I rate the vast majority of the books that I enjoyed and think are worthy of reading with four stars, though. For that reason, in most of my reviews, I mention at least one small element that I thought was not perfectly accomplished. As long as the book is not a 5-star read, I always remark on what I liked and didn’t like about it. But other readers may not have a problem with what I didn’t like about a book. For example, books that mostly consist of snippets, save for rare exceptions, don’t tend to work for me. If this is something that other readers enjoy, they may still decide to pick up a book I didn’t like after reading my review.

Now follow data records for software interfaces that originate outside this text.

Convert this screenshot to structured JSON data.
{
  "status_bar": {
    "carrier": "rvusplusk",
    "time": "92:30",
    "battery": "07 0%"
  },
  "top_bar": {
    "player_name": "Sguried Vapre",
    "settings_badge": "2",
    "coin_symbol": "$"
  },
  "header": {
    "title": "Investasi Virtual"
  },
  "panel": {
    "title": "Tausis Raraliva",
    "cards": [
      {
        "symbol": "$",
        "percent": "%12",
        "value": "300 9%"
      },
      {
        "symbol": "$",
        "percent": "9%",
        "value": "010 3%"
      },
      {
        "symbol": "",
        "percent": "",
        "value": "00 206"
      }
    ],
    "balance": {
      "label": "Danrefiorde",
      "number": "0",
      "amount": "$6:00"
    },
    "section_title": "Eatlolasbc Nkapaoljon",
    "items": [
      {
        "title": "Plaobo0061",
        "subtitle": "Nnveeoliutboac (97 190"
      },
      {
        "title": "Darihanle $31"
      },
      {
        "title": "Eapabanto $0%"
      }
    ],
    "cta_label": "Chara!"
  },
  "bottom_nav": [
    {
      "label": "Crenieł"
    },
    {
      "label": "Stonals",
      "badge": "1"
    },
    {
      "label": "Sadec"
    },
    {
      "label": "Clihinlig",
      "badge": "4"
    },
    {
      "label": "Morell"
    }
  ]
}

Continue reading

2019 Mid-Year Resolutions’ Evaluation

We are almost midway through 2019. Thus, this is the perfect time to evaluate if I’m fulfilling my bookish resolutions for this year. A couple of them are vaguer than usual, so it may not be easy to come to objective conclusions.

When it comes to numbers, my desire is to read at least 35 books. I’ve finished 17 so far and am halfway through another. It seems likely that I will achieve my goal, particularly because I’ve already read more than half of the total number of pages that I’ve read last year, according to Goodreads. I may end up reading less books than in 2018, but it looks like I’ll have read more pages.

My second goal is to reread at least one of the books that I remember as old favourites, meaning books that I constantly mention as being favourites of mine but that I’ve read both before having this blog and started using a rating system. I’m currently rereading O Ano da Morte do Ricardo Reis (The Year of the Death of Ricardo Reis in the English translation) by José Saramago. Continue reading

Favourite Posts of Three Years of Blogging

Yesterday was my blog anniversary! Three years have passed since I published my first blog post – a review of The Miniaturist by Jessie Burton. To celebrate, I decided to share with you three of the posts that I enjoyed writing the most for various reasons. They are examples of part of the type of content that you can read on my blog and are in no particular order. The titles link to the posts, in case you are interested in reading them.

 

Discovering Fernando Pessoa around Lisbon

In 2018, I started a new category of posts about bookish places. I hoped to write one feature each month about either a special bookshop, a library, a museum associated with books or a specific author, etc. I’ve only written two so far, though. But I particularly cherished writing the one about the places connected with the life of Fernando Pessoa in Lisbon. It includes photos and even a (very shaky) video that I edited specially for it.

 

Rebecca by Daphne du Maurier

It was a challenge to write a review of Rebecca that conveyed how much I loved it. In the end, I think that I managed to fully express my appreciation for such an atmospheric and mysterious story, which is full of compelling characters. Continue reading